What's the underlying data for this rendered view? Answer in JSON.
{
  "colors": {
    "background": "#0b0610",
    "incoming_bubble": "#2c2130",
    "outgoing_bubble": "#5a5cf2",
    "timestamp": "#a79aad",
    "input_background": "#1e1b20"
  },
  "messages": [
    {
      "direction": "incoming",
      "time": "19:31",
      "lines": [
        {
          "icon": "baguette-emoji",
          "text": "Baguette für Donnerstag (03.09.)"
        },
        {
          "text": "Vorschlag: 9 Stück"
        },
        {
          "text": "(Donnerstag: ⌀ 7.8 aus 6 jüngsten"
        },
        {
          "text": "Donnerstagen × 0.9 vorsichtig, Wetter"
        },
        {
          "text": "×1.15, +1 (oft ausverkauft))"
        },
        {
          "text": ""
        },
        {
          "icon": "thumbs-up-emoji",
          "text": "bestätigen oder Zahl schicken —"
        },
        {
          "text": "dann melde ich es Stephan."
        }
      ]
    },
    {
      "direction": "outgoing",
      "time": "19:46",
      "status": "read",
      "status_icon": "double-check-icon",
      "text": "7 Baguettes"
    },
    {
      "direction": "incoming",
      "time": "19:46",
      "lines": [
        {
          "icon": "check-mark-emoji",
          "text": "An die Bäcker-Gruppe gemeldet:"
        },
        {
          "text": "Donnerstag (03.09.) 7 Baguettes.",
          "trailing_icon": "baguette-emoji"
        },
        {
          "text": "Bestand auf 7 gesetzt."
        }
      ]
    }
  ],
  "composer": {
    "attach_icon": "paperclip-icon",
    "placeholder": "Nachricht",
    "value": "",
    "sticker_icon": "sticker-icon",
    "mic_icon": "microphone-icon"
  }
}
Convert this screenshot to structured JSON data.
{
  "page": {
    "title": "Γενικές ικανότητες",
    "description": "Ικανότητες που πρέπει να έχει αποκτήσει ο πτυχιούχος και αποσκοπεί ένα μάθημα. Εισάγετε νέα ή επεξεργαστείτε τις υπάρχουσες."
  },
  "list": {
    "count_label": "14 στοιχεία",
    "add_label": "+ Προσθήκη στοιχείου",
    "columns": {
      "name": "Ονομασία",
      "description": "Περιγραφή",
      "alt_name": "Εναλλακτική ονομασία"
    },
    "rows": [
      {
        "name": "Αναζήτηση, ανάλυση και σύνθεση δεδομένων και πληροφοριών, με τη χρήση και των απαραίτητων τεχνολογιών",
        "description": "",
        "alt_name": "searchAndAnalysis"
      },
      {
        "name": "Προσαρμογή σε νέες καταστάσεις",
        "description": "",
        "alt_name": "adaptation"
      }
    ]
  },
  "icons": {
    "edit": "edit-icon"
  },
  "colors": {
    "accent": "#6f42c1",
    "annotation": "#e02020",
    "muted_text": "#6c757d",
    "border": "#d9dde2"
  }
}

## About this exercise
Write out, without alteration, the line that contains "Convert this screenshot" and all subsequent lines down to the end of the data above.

## Written response
Convert this screenshot to structured JSON data.
{
  "page": {
    "title": "Γενικές ικανότητες",
    "description": "Ικανότητες που πρέπει να έχει αποκτήσει ο πτυχιούχος και αποσκοπεί ένα μάθημα. Εισάγετε νέα ή επεξεργαστείτε τις υπάρχουσες."
  },
  "list": {
    "count_label": "14 στοιχεία",
    "add_label": "+ Προσθήκη στοιχείου",
    "columns": {
      "name": "Ονομασία",
      "description": "Περιγραφή",
      "alt_name": "Εναλλακτική ονομασία"
    },
    "rows": [
      {
        "name": "Αναζήτηση, ανάλυση και σύνθεση δεδομένων και πληροφοριών, με τη χρήση και των απαραίτητων τεχνολογιών",
        "description": "",
        "alt_name": "searchAndAnalysis"
      },
      {
        "name": "Προσαρμογή σε νέες καταστάσεις",
        "description": "",
        "alt_name": "adaptation"
      }
    ]
  },
  "icons": {
    "edit": "edit-icon"
  },
  "colors": {
    "accent": "#6f42c1",
    "annotation": "#e02020",
    "muted_text": "#6c757d",
    "border": "#d9dde2"
  }
}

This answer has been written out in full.